TASK PROMPT: Filter these entries so that only lines with the word "icon" remain.

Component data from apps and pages
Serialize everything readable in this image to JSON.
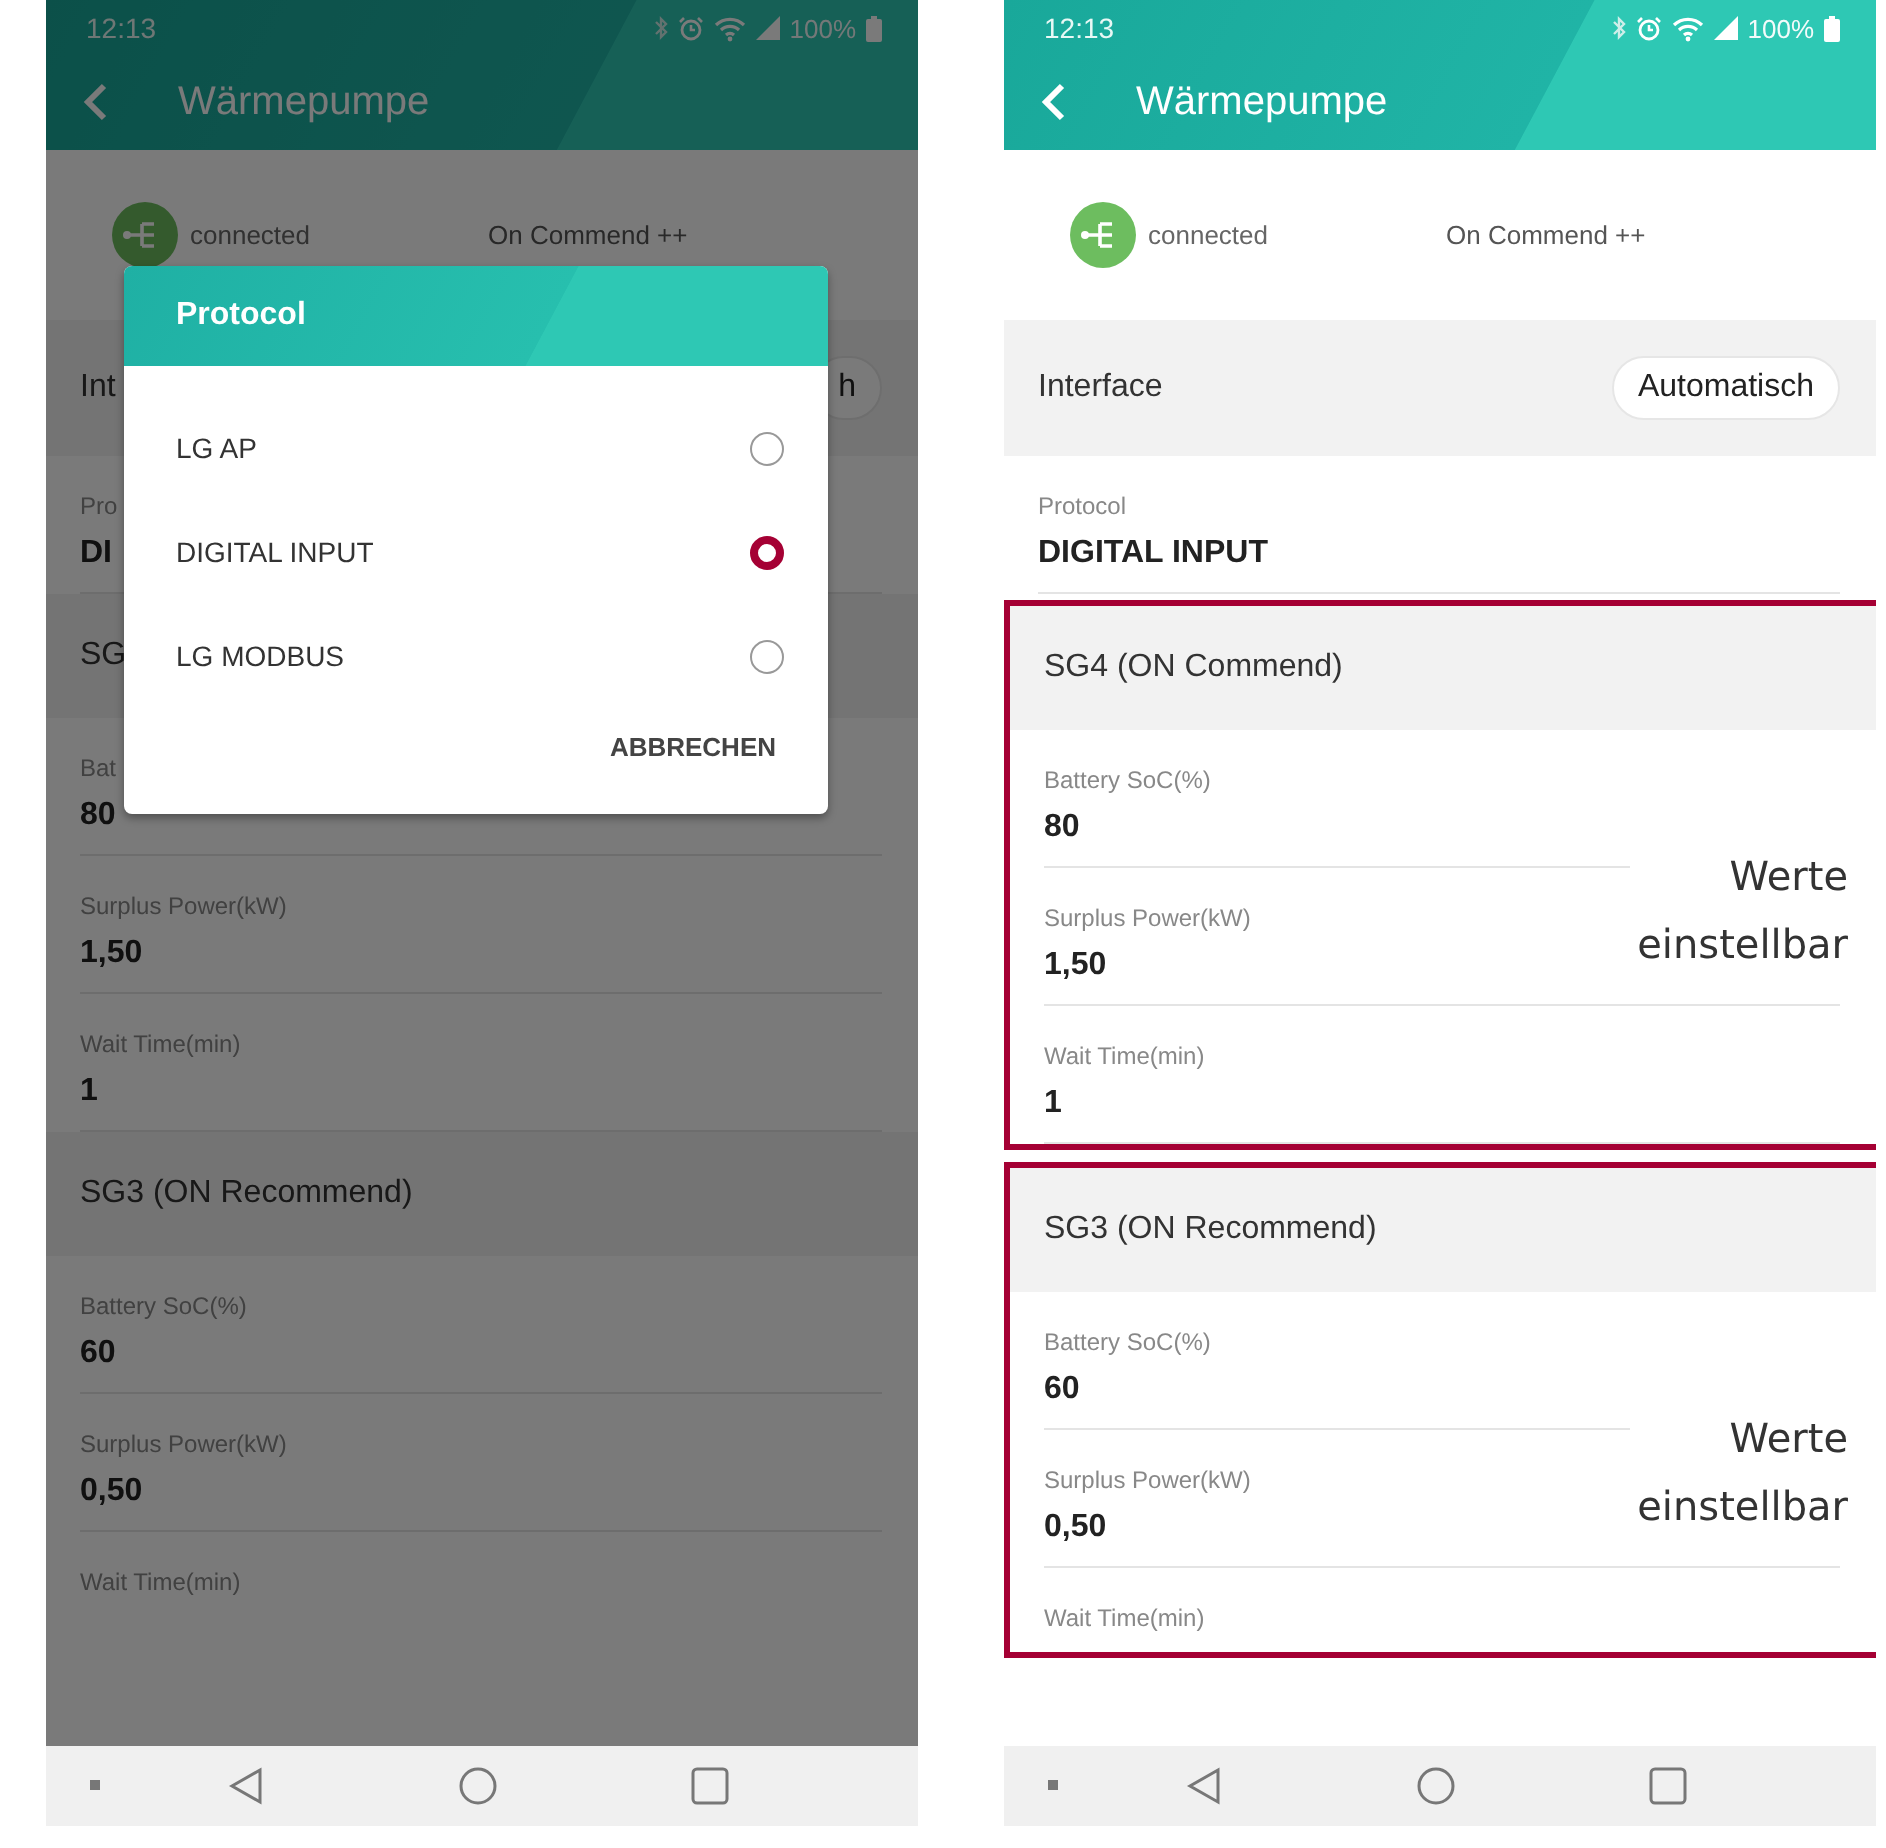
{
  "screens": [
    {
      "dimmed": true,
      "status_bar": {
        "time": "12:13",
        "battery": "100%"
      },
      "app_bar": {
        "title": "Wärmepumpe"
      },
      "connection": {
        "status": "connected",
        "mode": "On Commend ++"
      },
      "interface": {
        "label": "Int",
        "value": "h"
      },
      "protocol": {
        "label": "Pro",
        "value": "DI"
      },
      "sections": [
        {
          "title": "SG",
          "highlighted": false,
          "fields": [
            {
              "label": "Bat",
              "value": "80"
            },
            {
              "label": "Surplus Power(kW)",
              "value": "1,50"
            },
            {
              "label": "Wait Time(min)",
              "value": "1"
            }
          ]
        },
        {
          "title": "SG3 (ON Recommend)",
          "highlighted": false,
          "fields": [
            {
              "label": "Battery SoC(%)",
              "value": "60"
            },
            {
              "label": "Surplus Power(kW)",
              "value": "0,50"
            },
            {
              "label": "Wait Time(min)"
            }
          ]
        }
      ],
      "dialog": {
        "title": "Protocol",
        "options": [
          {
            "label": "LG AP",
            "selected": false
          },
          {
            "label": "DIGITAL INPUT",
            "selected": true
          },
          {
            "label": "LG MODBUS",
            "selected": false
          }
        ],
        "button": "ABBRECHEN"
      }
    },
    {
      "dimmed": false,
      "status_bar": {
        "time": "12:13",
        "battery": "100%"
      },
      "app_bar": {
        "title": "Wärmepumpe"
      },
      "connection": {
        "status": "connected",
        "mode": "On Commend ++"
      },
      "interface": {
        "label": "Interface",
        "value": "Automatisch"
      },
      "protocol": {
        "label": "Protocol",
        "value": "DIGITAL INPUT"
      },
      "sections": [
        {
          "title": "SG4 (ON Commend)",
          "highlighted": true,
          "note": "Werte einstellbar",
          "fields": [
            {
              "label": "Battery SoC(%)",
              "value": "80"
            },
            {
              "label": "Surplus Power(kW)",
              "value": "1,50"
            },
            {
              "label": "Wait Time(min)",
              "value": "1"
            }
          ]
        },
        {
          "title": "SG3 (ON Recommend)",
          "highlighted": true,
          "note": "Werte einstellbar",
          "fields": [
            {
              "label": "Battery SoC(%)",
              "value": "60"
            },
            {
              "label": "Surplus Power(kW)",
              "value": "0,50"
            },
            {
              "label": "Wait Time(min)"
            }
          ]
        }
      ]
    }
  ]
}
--
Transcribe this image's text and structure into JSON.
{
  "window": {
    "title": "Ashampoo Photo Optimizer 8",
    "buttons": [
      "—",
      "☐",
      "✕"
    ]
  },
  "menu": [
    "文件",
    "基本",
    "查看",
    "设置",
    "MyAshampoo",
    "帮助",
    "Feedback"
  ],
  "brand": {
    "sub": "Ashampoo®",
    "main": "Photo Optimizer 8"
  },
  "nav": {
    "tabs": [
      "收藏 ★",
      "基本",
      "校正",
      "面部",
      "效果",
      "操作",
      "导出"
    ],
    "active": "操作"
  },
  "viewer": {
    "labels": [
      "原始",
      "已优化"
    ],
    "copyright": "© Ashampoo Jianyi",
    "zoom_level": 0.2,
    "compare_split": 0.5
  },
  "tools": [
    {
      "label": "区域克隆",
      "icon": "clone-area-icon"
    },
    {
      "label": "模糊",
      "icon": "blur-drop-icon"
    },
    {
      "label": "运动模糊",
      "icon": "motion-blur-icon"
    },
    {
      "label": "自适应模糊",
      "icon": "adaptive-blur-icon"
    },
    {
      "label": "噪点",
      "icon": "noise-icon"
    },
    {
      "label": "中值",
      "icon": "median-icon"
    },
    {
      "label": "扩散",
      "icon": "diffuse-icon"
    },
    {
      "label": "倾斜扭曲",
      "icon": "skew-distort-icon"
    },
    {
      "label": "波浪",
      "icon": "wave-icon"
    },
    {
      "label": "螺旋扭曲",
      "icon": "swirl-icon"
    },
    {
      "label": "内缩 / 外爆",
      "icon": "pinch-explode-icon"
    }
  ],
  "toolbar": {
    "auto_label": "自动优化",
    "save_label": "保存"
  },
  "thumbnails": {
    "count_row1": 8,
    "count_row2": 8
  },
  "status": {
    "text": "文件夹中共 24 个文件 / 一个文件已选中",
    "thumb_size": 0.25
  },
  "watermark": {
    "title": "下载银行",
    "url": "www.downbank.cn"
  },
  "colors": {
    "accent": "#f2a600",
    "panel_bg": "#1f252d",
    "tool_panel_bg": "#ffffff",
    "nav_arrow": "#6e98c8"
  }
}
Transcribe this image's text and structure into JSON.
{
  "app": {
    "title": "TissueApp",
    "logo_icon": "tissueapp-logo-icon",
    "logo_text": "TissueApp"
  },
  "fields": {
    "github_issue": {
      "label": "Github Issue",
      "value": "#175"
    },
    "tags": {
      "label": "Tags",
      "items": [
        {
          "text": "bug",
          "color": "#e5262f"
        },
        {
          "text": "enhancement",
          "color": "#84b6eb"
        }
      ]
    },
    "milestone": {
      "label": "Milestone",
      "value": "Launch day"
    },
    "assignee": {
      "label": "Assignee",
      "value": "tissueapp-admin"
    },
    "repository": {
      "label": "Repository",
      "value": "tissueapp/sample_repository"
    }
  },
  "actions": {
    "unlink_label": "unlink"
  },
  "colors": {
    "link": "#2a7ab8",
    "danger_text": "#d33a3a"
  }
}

OUTPUT:
      "icon": "clone-area-icon"
      "icon": "blur-drop-icon"
      "icon": "motion-blur-icon"
      "icon": "adaptive-blur-icon"
      "icon": "noise-icon"
      "icon": "median-icon"
      "icon": "diffuse-icon"
      "icon": "skew-distort-icon"
      "icon": "wave-icon"
      "icon": "swirl-icon"
      "icon": "pinch-explode-icon"
    "logo_icon": "tissueapp-logo-icon",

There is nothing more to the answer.